> WORK REQUEST
Could you return the data that follows exactly, minus the images?

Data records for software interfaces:
-- Opening Marker --
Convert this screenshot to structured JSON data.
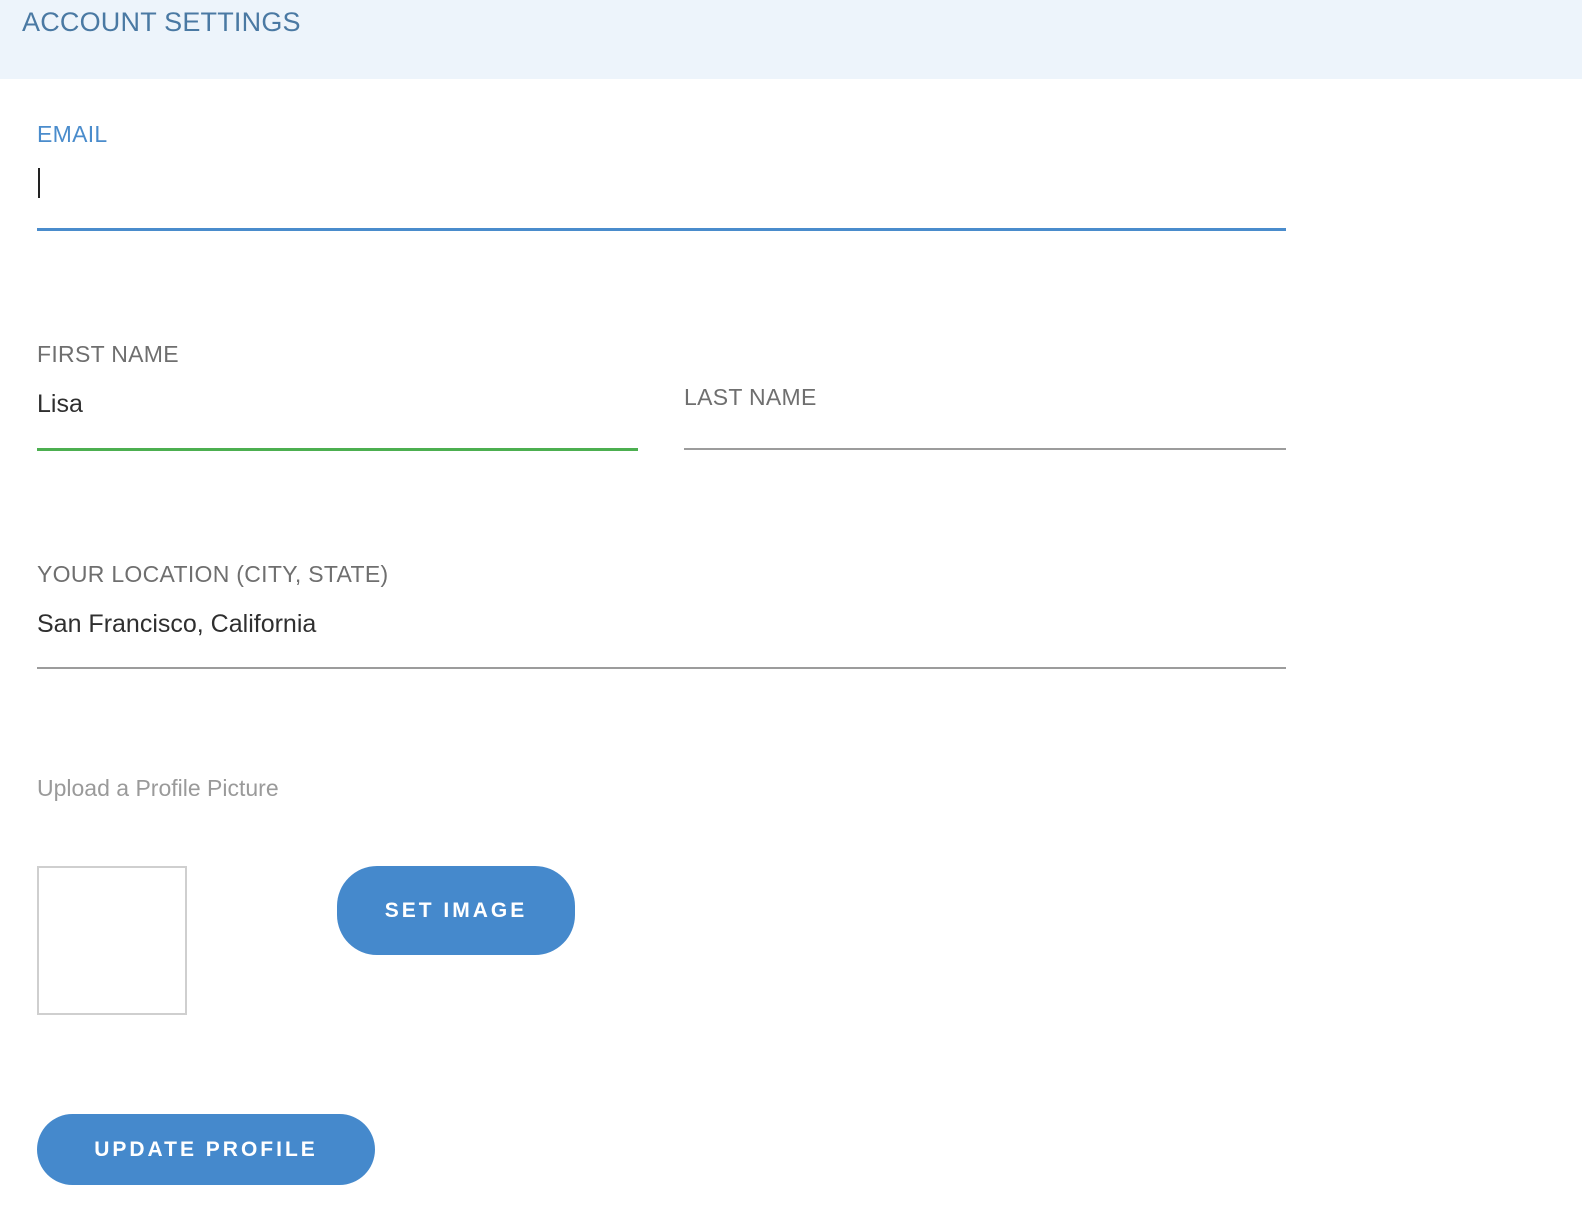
{
  "header": {
    "title": "ACCOUNT SETTINGS"
  },
  "form": {
    "email": {
      "label": "EMAIL",
      "value": "",
      "state": "focused"
    },
    "first_name": {
      "label": "FIRST NAME",
      "value": "Lisa",
      "state": "valid"
    },
    "last_name": {
      "label": "LAST NAME",
      "value": ""
    },
    "location": {
      "label": "YOUR LOCATION (CITY, STATE)",
      "value": "San Francisco, California"
    },
    "upload": {
      "label": "Upload a Profile Picture"
    },
    "set_image_label": "SET IMAGE",
    "update_profile_label": "UPDATE PROFILE"
  },
  "colors": {
    "accent": "#4589cc",
    "header_bg": "#edf4fb",
    "header_text": "#4a79a3",
    "valid": "#4caf50"
  }
}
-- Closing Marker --
> EXERCISE OUTPUT
Convert this screenshot to structured JSON data.
{
  "header": {
    "title": "ACCOUNT SETTINGS"
  },
  "form": {
    "email": {
      "label": "EMAIL",
      "value": "",
      "state": "focused"
    },
    "first_name": {
      "label": "FIRST NAME",
      "value": "Lisa",
      "state": "valid"
    },
    "last_name": {
      "label": "LAST NAME",
      "value": ""
    },
    "location": {
      "label": "YOUR LOCATION (CITY, STATE)",
      "value": "San Francisco, California"
    },
    "upload": {
      "label": "Upload a Profile Picture"
    },
    "set_image_label": "SET IMAGE",
    "update_profile_label": "UPDATE PROFILE"
  },
  "colors": {
    "accent": "#4589cc",
    "header_bg": "#edf4fb",
    "header_text": "#4a79a3",
    "valid": "#4caf50"
  }
}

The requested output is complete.